■ **Task prompt**:
Check each line of the entries below for the string "this"; copy every line where it appears.

*** Material provided Section Begins ***

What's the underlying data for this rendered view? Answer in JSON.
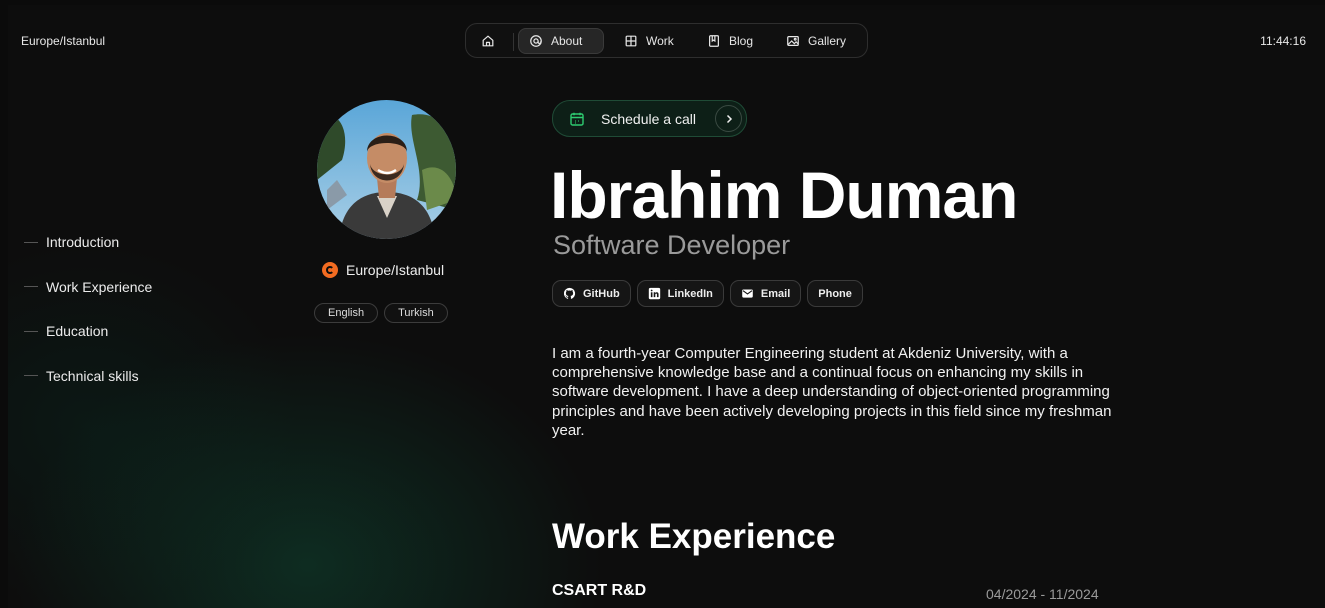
{
  "header": {
    "timezone": "Europe/Istanbul",
    "clock": "11:44:16"
  },
  "nav": {
    "home_icon": "home-icon",
    "items": [
      {
        "label": "About",
        "icon": "at-circle-icon",
        "active": true
      },
      {
        "label": "Work",
        "icon": "grid-icon"
      },
      {
        "label": "Blog",
        "icon": "book-icon"
      },
      {
        "label": "Gallery",
        "icon": "image-icon"
      }
    ]
  },
  "toc": {
    "items": [
      "Introduction",
      "Work Experience",
      "Education",
      "Technical skills"
    ]
  },
  "profile": {
    "location": "Europe/Istanbul",
    "languages": [
      "English",
      "Turkish"
    ]
  },
  "hero": {
    "schedule_label": "Schedule a call",
    "name": "Ibrahim Duman",
    "role": "Software Developer",
    "socials": [
      {
        "label": "GitHub",
        "icon": "github-icon"
      },
      {
        "label": "LinkedIn",
        "icon": "linkedin-icon"
      },
      {
        "label": "Email",
        "icon": "mail-icon"
      },
      {
        "label": "Phone",
        "icon": ""
      }
    ],
    "bio": "I am a fourth-year Computer Engineering student at Akdeniz University, with a comprehensive knowledge base and a continual focus on enhancing my skills in software development. I have a deep understanding of object-oriented programming principles and have been actively developing projects in this field since my freshman year."
  },
  "work": {
    "heading": "Work Experience",
    "entries": [
      {
        "company": "CSART R&D",
        "dates": "04/2024 - 11/2024"
      }
    ]
  },
  "colors": {
    "accent_green": "#1f4b36",
    "location_orange": "#f26b21",
    "background": "#0d0d0d"
  }
}
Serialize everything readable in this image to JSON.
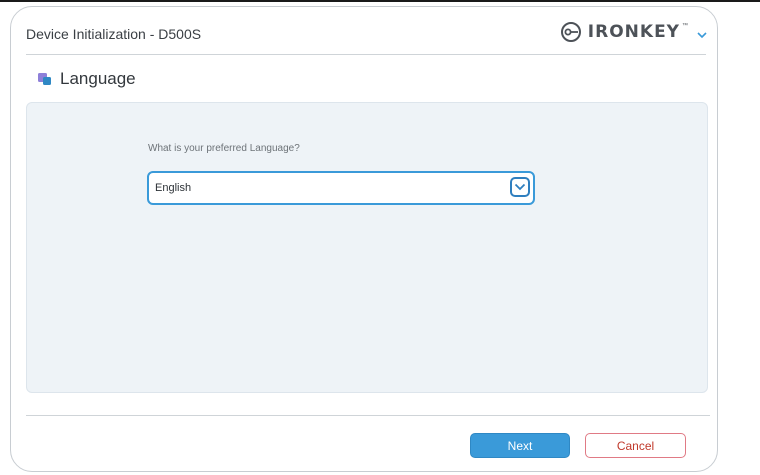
{
  "window": {
    "title": "Device Initialization - D500S",
    "brand": "IRONKEY",
    "brand_tm": "™"
  },
  "section": {
    "title": "Language",
    "icon": "language-squares-icon"
  },
  "form": {
    "question": "What is your preferred Language?",
    "language_select": {
      "value": "English"
    }
  },
  "buttons": {
    "next": "Next",
    "cancel": "Cancel"
  },
  "colors": {
    "accent": "#3a9ad9",
    "cancel": "#c0392b",
    "panel_bg": "#eef3f7"
  }
}
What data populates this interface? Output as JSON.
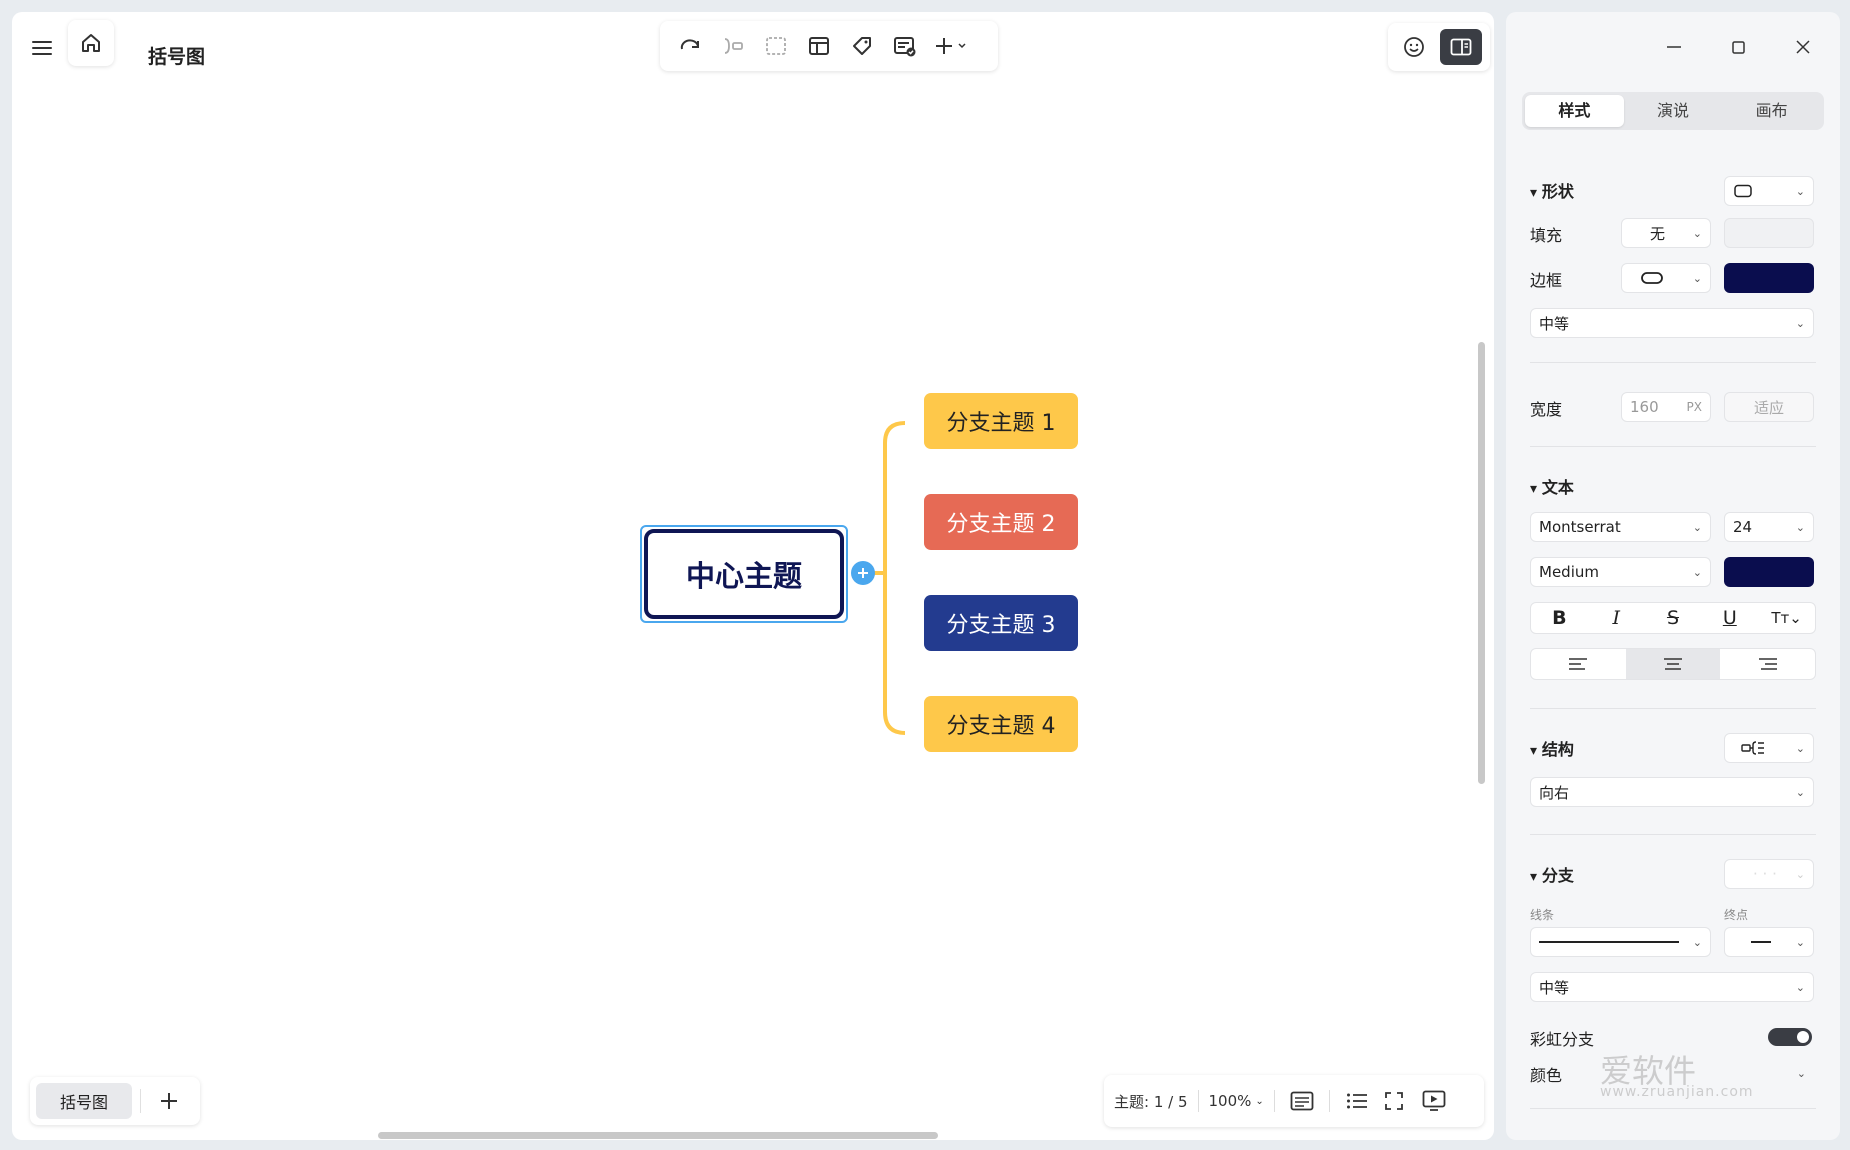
{
  "document": {
    "title": "括号图"
  },
  "mindmap": {
    "central_topic": "中心主题",
    "branches": [
      {
        "label": "分支主题 1",
        "color": "#fec84a",
        "text_color": "#222222"
      },
      {
        "label": "分支主题 2",
        "color": "#e66a55",
        "text_color": "#ffffff"
      },
      {
        "label": "分支主题 3",
        "color": "#233b8f",
        "text_color": "#ffffff"
      },
      {
        "label": "分支主题 4",
        "color": "#fec84a",
        "text_color": "#222222"
      }
    ],
    "bracket_color": "#fec84a",
    "central_border_color": "#0f1654"
  },
  "sheet_tabs": [
    {
      "label": "括号图"
    }
  ],
  "status_bar": {
    "topic_count": "主题: 1 / 5",
    "zoom": "100%"
  },
  "side_panel": {
    "tabs": [
      "样式",
      "演说",
      "画布"
    ],
    "active_tab": "样式",
    "shape": {
      "section": "形状",
      "fill_label": "填充",
      "fill_value": "无",
      "border_label": "边框",
      "border_color": "#0a0d4e",
      "border_weight": "中等",
      "width_label": "宽度",
      "width_value": "160",
      "width_unit": "PX",
      "fit_label": "适应"
    },
    "text": {
      "section": "文本",
      "font": "Montserrat",
      "size": "24",
      "weight": "Medium",
      "color": "#0a0d4e"
    },
    "structure": {
      "section": "结构",
      "direction": "向右"
    },
    "branch": {
      "section": "分支",
      "line_label": "线条",
      "end_label": "终点",
      "weight": "中等",
      "rainbow_label": "彩虹分支",
      "color_label": "颜色"
    },
    "watermark": {
      "text": "爱软件",
      "sub": "www.zruanjian.com"
    }
  }
}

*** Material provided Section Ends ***

■ **Response to the task**:
What's the underlying data for this rendered view? Answer in JSON.
    "bio": "I am a fourth-year Computer Engineering student at Akdeniz University, with a comprehensive knowledge base and a continual focus on enhancing my skills in software development. I have a deep understanding of object-oriented programming principles and have been actively developing projects in this field since my freshman year."
Serialize everything readable in this image to JSON.
What data populates this interface? Output as JSON.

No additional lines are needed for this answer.